_EXERCISE GOAL_
From the records below, pull each line that has "search".

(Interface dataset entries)
>>

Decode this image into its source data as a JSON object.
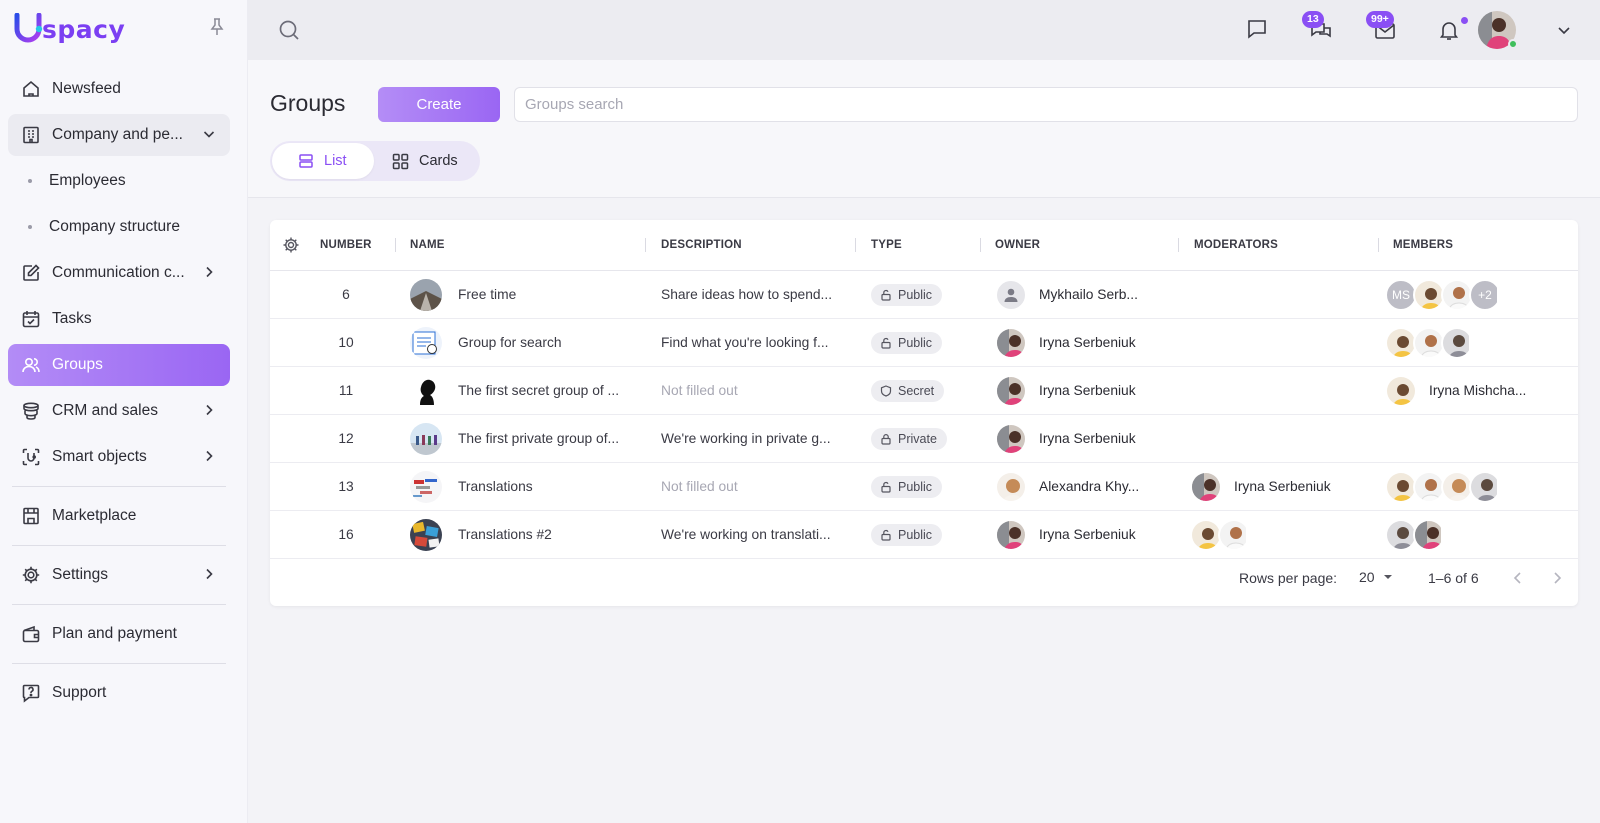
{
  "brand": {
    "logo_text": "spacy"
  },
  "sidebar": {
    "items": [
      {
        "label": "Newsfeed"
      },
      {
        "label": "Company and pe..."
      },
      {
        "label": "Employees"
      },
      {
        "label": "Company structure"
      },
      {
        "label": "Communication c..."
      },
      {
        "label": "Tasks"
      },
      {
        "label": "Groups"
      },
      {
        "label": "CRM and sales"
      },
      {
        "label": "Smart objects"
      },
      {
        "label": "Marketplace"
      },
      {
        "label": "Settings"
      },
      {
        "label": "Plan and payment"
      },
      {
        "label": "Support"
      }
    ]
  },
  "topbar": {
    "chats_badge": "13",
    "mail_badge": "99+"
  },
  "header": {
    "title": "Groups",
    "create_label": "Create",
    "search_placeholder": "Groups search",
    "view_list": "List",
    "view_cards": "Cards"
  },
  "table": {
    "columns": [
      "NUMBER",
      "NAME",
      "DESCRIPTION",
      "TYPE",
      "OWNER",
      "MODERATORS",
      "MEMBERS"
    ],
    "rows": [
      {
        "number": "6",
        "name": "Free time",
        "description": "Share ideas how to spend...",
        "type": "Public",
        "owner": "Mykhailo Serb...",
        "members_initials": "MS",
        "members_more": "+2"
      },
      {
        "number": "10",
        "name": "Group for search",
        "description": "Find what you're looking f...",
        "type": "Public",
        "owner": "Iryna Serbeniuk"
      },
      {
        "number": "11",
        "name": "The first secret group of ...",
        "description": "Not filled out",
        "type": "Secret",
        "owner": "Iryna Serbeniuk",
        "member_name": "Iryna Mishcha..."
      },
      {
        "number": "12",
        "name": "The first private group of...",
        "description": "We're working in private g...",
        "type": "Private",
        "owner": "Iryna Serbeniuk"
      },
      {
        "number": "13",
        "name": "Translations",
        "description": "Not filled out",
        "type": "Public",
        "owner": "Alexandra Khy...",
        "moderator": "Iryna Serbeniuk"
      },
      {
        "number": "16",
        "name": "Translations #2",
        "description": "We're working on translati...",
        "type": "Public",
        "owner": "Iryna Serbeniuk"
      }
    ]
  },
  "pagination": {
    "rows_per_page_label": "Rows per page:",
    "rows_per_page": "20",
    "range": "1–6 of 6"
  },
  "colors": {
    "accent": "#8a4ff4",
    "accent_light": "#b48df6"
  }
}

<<

_ANSWER TO THIS EXERCISE_
    "search_placeholder": "Groups search",
        "name": "Group for search",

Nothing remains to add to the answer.